● Exercise details
Restate the records below word for word, leaving nothing out.
───── Data supplied
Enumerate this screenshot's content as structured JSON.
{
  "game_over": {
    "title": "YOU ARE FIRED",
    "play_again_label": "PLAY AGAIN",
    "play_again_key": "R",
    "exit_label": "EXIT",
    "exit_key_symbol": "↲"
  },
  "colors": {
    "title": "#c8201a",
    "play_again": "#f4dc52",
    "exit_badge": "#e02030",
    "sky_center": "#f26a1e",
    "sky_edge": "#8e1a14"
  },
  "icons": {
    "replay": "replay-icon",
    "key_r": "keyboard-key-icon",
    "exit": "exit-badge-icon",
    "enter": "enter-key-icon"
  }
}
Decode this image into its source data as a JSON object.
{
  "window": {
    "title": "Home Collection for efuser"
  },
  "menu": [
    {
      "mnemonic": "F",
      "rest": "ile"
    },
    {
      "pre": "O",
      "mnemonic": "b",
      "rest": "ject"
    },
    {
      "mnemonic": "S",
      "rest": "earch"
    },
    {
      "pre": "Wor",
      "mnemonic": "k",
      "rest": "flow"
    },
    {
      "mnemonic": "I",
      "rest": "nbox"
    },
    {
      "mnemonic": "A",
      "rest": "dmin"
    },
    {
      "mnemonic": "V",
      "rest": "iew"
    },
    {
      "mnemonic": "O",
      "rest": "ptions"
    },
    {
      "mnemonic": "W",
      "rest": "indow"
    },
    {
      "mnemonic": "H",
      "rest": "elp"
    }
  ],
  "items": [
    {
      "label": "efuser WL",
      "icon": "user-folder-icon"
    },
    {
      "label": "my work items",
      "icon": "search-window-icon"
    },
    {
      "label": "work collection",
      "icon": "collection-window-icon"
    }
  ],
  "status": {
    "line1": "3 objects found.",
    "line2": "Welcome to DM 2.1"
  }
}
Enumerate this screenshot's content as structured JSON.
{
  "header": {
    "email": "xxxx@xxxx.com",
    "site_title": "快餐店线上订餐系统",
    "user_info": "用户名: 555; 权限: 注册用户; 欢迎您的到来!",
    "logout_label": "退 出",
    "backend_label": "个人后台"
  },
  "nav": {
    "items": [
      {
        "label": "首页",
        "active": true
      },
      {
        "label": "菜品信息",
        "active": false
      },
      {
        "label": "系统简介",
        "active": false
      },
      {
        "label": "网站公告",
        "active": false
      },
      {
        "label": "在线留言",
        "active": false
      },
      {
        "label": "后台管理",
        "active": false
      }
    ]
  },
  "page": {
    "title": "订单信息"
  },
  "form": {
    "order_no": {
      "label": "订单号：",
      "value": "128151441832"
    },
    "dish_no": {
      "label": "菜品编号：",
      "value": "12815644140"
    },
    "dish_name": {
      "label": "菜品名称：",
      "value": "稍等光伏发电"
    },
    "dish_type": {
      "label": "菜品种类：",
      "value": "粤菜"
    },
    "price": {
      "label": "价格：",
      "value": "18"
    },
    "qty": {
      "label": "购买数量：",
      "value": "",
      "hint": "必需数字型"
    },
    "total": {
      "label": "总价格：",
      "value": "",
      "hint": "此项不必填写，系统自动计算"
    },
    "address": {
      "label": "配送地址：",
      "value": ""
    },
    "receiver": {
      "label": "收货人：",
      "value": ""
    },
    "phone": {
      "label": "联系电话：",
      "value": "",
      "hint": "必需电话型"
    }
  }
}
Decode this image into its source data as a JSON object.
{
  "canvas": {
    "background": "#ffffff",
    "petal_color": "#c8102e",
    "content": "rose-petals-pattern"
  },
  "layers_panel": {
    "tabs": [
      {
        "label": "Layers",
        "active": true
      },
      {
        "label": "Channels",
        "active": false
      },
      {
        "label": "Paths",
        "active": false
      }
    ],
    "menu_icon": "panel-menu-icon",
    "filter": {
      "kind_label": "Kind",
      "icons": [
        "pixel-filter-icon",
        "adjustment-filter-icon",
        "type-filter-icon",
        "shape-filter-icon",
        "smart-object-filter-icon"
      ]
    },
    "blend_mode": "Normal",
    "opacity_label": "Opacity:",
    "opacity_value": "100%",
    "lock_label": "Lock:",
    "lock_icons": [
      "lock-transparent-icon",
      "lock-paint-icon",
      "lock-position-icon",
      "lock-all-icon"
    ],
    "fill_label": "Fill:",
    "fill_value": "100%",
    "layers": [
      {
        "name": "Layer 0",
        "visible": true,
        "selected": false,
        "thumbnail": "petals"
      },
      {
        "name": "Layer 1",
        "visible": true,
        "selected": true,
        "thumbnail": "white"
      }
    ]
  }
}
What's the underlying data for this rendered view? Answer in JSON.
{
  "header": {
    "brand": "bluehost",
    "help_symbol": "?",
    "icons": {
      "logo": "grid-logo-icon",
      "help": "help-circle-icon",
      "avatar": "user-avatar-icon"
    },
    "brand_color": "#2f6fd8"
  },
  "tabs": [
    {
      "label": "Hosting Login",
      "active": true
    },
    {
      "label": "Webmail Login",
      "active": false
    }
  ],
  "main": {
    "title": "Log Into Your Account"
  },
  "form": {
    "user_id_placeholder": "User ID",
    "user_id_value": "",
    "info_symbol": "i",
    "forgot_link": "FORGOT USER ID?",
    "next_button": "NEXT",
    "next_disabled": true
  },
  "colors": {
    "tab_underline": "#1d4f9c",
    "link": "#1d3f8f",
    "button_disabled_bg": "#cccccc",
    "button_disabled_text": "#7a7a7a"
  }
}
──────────
● Written response
Enumerate this screenshot's content as structured JSON.
{
  "game_over": {
    "title": "YOU ARE FIRED",
    "play_again_label": "PLAY AGAIN",
    "play_again_key": "R",
    "exit_label": "EXIT",
    "exit_key_symbol": "↲"
  },
  "colors": {
    "title": "#c8201a",
    "play_again": "#f4dc52",
    "exit_badge": "#e02030",
    "sky_center": "#f26a1e",
    "sky_edge": "#8e1a14"
  },
  "icons": {
    "replay": "replay-icon",
    "key_r": "keyboard-key-icon",
    "exit": "exit-badge-icon",
    "enter": "enter-key-icon"
  }
}
Decode this image into its source data as a JSON object.
{
  "window": {
    "title": "Home Collection for efuser"
  },
  "menu": [
    {
      "mnemonic": "F",
      "rest": "ile"
    },
    {
      "pre": "O",
      "mnemonic": "b",
      "rest": "ject"
    },
    {
      "mnemonic": "S",
      "rest": "earch"
    },
    {
      "pre": "Wor",
      "mnemonic": "k",
      "rest": "flow"
    },
    {
      "mnemonic": "I",
      "rest": "nbox"
    },
    {
      "mnemonic": "A",
      "rest": "dmin"
    },
    {
      "mnemonic": "V",
      "rest": "iew"
    },
    {
      "mnemonic": "O",
      "rest": "ptions"
    },
    {
      "mnemonic": "W",
      "rest": "indow"
    },
    {
      "mnemonic": "H",
      "rest": "elp"
    }
  ],
  "items": [
    {
      "label": "efuser WL",
      "icon": "user-folder-icon"
    },
    {
      "label": "my work items",
      "icon": "search-window-icon"
    },
    {
      "label": "work collection",
      "icon": "collection-window-icon"
    }
  ],
  "status": {
    "line1": "3 objects found.",
    "line2": "Welcome to DM 2.1"
  }
}
Enumerate this screenshot's content as structured JSON.
{
  "header": {
    "email": "xxxx@xxxx.com",
    "site_title": "快餐店线上订餐系统",
    "user_info": "用户名: 555; 权限: 注册用户; 欢迎您的到来!",
    "logout_label": "退 出",
    "backend_label": "个人后台"
  },
  "nav": {
    "items": [
      {
        "label": "首页",
        "active": true
      },
      {
        "label": "菜品信息",
        "active": false
      },
      {
        "label": "系统简介",
        "active": false
      },
      {
        "label": "网站公告",
        "active": false
      },
      {
        "label": "在线留言",
        "active": false
      },
      {
        "label": "后台管理",
        "active": false
      }
    ]
  },
  "page": {
    "title": "订单信息"
  },
  "form": {
    "order_no": {
      "label": "订单号：",
      "value": "128151441832"
    },
    "dish_no": {
      "label": "菜品编号：",
      "value": "12815644140"
    },
    "dish_name": {
      "label": "菜品名称：",
      "value": "稍等光伏发电"
    },
    "dish_type": {
      "label": "菜品种类：",
      "value": "粤菜"
    },
    "price": {
      "label": "价格：",
      "value": "18"
    },
    "qty": {
      "label": "购买数量：",
      "value": "",
      "hint": "必需数字型"
    },
    "total": {
      "label": "总价格：",
      "value": "",
      "hint": "此项不必填写，系统自动计算"
    },
    "address": {
      "label": "配送地址：",
      "value": ""
    },
    "receiver": {
      "label": "收货人：",
      "value": ""
    },
    "phone": {
      "label": "联系电话：",
      "value": "",
      "hint": "必需电话型"
    }
  }
}
Decode this image into its source data as a JSON object.
{
  "canvas": {
    "background": "#ffffff",
    "petal_color": "#c8102e",
    "content": "rose-petals-pattern"
  },
  "layers_panel": {
    "tabs": [
      {
        "label": "Layers",
        "active": true
      },
      {
        "label": "Channels",
        "active": false
      },
      {
        "label": "Paths",
        "active": false
      }
    ],
    "menu_icon": "panel-menu-icon",
    "filter": {
      "kind_label": "Kind",
      "icons": [
        "pixel-filter-icon",
        "adjustment-filter-icon",
        "type-filter-icon",
        "shape-filter-icon",
        "smart-object-filter-icon"
      ]
    },
    "blend_mode": "Normal",
    "opacity_label": "Opacity:",
    "opacity_value": "100%",
    "lock_label": "Lock:",
    "lock_icons": [
      "lock-transparent-icon",
      "lock-paint-icon",
      "lock-position-icon",
      "lock-all-icon"
    ],
    "fill_label": "Fill:",
    "fill_value": "100%",
    "layers": [
      {
        "name": "Layer 0",
        "visible": true,
        "selected": false,
        "thumbnail": "petals"
      },
      {
        "name": "Layer 1",
        "visible": true,
        "selected": true,
        "thumbnail": "white"
      }
    ]
  }
}
What's the underlying data for this rendered view? Answer in JSON.
{
  "header": {
    "brand": "bluehost",
    "help_symbol": "?",
    "icons": {
      "logo": "grid-logo-icon",
      "help": "help-circle-icon",
      "avatar": "user-avatar-icon"
    },
    "brand_color": "#2f6fd8"
  },
  "tabs": [
    {
      "label": "Hosting Login",
      "active": true
    },
    {
      "label": "Webmail Login",
      "active": false
    }
  ],
  "main": {
    "title": "Log Into Your Account"
  },
  "form": {
    "user_id_placeholder": "User ID",
    "user_id_value": "",
    "info_symbol": "i",
    "forgot_link": "FORGOT USER ID?",
    "next_button": "NEXT",
    "next_disabled": true
  },
  "colors": {
    "tab_underline": "#1d4f9c",
    "link": "#1d3f8f",
    "button_disabled_bg": "#cccccc",
    "button_disabled_text": "#7a7a7a"
  }
}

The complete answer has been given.